|Benefit-Cost Summary Statistics Per Participant|
|Taxpayers||$70,181||Benefits minus costs||$438,679|
|Participants||$0||Benefit to cost ratio||$5.32|
|Others||$485,819||Chance the program will produce|
|Indirect||($15,713)||benefits greater than the costs||100 %|
|Net program cost||($101,608)|
|Benefits minus cost||$438,679|
|Meta-Analysis of Program Effects|
|Outcomes measured||Treatment age||No. of effect sizes||Treatment N||Adjusted effect sizes(ES) and standard errors(SE) used in the benefit - cost analysis||Unadjusted effect size (random effects model)|
|First time ES is estimated||Second time ES is estimated|
Crime elasticity: property
Change in property crime rates in response to a particular policy change.
|Detailed Monetary Benefit Estimates Per Participant|
|Affected outcome:||Resulting benefits:1||Benefits accrue to:|
|Crime elasticity: property||Crime||$70,181||$0||$485,819||$35,090||$591,091|
|Program cost||Adjustment for deadweight cost of program||$0||$0||$0||($50,804)||($50,804)|
|Detailed Annual Cost Estimates Per Participant|
|Annual cost||Year dollars||Summary|
|Program costs||$90,927||2011||Present value of net program costs (in 2018 dollars)||($101,608)|
|Comparison costs||$0||2011||Cost range (+ or -)||20 %|
Benefits Minus Costs
Benefits by Perspective
Taxpayer Benefits by Source of Value
|Benefits Minus Costs Over Time (Cumulative Discounted Dollars)|
|The graph above illustrates the estimated cumulative net benefits per-participant for the first fifty years beyond the initial investment in the program. We present these cash flows in discounted dollars. If the dollars are negative (bars below $0 line), the cumulative benefits do not outweigh the cost of the program up to that point in time. The program breaks even when the dollars reach $0. At this point, the total benefits to participants, taxpayers, and others, are equal to the cost of the program. If the dollars are above $0, the benefits of the program exceed the initial investment.|
Evans, W.N., & Owens, E.G. (2007). COPS and crime. Journal of Public Economics, 91(1-2), 181.
Levitt, S.D. (2002). Using electoral cycles in police hiring to estimate the effects of police on crime: Reply. The American Economic Review, 92(4), 1244-1250.
Lin, M. (2009). More police, less crime: Evidence from US state data. International Review of Law and Economics, 29(2), 73-80.

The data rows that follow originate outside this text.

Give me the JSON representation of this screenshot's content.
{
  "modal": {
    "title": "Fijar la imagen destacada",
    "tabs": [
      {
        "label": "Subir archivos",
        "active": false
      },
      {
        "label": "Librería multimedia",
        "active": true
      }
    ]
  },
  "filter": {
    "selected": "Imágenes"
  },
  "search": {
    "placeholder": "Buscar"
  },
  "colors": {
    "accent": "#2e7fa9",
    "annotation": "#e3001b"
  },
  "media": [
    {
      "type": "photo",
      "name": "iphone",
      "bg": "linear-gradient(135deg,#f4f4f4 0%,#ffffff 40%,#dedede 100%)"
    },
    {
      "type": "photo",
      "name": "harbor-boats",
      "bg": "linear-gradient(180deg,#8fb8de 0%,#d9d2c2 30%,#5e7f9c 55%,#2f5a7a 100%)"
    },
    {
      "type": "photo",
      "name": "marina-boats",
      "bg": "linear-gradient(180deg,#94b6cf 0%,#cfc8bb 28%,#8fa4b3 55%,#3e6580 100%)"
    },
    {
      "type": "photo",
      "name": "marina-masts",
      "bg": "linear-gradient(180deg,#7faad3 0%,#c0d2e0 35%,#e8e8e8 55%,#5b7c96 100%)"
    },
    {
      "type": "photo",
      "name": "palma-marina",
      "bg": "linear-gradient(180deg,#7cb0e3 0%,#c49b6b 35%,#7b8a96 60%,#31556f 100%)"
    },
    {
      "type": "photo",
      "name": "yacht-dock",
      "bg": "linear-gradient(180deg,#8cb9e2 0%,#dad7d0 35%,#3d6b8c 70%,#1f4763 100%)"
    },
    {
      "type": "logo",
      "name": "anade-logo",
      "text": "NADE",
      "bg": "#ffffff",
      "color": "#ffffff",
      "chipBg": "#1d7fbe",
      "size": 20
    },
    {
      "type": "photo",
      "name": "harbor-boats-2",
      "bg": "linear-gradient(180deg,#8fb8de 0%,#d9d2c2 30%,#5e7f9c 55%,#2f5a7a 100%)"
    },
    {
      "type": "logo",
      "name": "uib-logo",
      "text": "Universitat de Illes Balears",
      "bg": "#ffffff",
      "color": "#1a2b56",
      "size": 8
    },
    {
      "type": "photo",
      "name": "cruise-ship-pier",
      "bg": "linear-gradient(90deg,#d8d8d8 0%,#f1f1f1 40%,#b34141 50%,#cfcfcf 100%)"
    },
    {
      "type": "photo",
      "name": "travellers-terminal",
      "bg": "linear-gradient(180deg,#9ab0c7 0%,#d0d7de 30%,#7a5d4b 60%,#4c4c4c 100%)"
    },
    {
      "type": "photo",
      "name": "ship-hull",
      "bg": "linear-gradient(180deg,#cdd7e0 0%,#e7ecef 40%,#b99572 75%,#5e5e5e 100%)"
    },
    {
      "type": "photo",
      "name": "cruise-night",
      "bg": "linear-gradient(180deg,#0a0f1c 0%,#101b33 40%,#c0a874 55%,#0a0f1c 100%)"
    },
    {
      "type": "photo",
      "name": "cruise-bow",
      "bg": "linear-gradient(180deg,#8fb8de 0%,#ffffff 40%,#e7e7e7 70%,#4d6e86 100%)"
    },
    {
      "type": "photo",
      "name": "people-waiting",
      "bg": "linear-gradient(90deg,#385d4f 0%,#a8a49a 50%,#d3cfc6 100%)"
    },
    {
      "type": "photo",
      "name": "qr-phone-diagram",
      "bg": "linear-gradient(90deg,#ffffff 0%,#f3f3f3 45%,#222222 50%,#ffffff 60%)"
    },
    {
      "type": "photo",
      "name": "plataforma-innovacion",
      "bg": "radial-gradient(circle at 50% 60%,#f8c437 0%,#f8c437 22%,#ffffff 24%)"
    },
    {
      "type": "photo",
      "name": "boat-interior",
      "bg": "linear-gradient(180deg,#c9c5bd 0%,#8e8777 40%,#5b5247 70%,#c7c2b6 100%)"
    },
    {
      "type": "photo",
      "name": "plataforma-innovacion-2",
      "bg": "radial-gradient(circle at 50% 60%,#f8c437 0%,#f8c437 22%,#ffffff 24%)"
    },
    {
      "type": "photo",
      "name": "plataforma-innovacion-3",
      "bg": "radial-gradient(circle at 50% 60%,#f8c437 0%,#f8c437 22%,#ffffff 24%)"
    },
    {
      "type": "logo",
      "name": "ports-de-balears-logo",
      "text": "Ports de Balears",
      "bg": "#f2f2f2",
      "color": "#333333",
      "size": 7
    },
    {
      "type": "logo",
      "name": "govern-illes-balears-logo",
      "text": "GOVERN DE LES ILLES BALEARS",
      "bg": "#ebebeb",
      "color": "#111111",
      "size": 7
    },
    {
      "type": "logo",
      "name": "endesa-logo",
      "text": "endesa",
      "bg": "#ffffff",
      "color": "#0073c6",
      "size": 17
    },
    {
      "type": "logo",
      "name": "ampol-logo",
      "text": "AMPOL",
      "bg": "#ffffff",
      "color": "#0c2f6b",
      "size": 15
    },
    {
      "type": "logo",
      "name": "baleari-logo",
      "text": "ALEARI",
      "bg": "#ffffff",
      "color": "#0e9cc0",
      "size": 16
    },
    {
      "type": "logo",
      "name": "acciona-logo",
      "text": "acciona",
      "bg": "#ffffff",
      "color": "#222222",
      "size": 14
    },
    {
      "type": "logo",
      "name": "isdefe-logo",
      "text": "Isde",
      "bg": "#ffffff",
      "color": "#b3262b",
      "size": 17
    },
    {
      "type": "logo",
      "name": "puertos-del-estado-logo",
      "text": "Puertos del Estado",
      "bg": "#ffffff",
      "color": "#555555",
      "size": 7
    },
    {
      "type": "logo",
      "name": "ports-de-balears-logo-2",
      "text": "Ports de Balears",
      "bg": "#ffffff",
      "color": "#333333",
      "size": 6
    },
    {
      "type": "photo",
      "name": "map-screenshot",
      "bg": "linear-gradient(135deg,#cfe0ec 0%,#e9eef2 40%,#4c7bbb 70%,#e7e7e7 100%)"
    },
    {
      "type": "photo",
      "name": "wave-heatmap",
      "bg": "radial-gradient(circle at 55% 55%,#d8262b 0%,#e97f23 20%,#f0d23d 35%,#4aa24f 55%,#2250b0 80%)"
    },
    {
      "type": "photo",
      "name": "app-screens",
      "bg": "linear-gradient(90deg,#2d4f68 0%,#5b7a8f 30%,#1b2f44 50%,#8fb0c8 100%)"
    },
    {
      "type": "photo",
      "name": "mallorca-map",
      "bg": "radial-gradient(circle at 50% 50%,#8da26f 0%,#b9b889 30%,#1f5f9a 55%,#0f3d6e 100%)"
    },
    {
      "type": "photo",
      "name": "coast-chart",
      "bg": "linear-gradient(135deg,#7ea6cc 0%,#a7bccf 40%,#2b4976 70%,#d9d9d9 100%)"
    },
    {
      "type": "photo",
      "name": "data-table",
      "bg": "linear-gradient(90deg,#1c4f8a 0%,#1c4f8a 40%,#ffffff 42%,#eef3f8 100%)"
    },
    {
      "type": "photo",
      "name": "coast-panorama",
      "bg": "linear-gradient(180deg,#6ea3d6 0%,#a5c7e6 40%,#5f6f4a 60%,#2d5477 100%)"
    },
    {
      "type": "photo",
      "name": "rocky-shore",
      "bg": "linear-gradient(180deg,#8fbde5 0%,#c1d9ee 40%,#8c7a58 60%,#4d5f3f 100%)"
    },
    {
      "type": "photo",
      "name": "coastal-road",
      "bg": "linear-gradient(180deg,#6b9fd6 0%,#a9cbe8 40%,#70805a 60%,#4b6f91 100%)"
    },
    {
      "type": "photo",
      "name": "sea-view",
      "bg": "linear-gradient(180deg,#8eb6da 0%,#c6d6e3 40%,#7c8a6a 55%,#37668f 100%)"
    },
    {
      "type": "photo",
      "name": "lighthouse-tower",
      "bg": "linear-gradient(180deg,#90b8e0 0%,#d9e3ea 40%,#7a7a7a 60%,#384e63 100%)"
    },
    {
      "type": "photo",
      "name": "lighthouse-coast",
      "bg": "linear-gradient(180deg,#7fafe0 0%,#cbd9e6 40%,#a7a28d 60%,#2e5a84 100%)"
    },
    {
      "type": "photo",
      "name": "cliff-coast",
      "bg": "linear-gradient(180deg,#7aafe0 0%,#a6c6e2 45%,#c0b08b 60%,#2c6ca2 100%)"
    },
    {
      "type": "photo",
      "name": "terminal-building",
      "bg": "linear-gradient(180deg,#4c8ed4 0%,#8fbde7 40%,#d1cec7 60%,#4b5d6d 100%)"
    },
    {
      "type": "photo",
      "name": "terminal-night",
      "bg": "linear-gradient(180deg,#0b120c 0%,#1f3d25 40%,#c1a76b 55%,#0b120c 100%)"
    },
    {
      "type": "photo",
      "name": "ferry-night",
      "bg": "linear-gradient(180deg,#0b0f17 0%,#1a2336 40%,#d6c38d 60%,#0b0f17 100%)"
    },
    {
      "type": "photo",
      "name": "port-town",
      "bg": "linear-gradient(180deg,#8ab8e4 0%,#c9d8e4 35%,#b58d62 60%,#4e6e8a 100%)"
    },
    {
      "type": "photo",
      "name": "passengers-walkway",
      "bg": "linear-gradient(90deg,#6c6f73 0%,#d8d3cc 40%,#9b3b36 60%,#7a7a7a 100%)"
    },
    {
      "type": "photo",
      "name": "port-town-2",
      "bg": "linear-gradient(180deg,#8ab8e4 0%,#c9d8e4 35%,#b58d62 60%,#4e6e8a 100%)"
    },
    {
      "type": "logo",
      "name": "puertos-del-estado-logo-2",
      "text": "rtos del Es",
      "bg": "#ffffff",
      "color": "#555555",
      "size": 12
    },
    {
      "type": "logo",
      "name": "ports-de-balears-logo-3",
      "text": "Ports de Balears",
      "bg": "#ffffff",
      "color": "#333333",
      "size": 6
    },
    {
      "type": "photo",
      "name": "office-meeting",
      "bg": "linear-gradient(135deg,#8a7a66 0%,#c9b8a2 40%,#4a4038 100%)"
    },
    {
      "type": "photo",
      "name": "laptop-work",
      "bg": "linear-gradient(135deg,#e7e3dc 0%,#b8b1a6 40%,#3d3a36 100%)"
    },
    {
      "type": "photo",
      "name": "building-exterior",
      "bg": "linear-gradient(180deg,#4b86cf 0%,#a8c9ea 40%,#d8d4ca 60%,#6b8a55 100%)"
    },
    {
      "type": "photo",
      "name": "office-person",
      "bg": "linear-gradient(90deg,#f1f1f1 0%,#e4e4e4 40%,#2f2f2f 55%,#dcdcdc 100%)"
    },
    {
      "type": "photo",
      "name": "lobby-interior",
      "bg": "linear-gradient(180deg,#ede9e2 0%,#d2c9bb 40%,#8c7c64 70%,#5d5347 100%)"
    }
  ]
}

McCrary, J. (2002). Using electoral cycles in police hiring to estimate the effect of police on crime: Comment. The American Economic Review, 92(4), 1236-1243.
Shi, L. (2009). The limit of oversight in policing: Evidence from the 2001 Cincinnati riot. Journal of Public Economics, 93(1), 99-113.
Worrall, J.L., & Kovandzic, T.V. (2010). Police levels and crime rates: An instrumental variables approach. Social Science Research, 39(3), 506-516.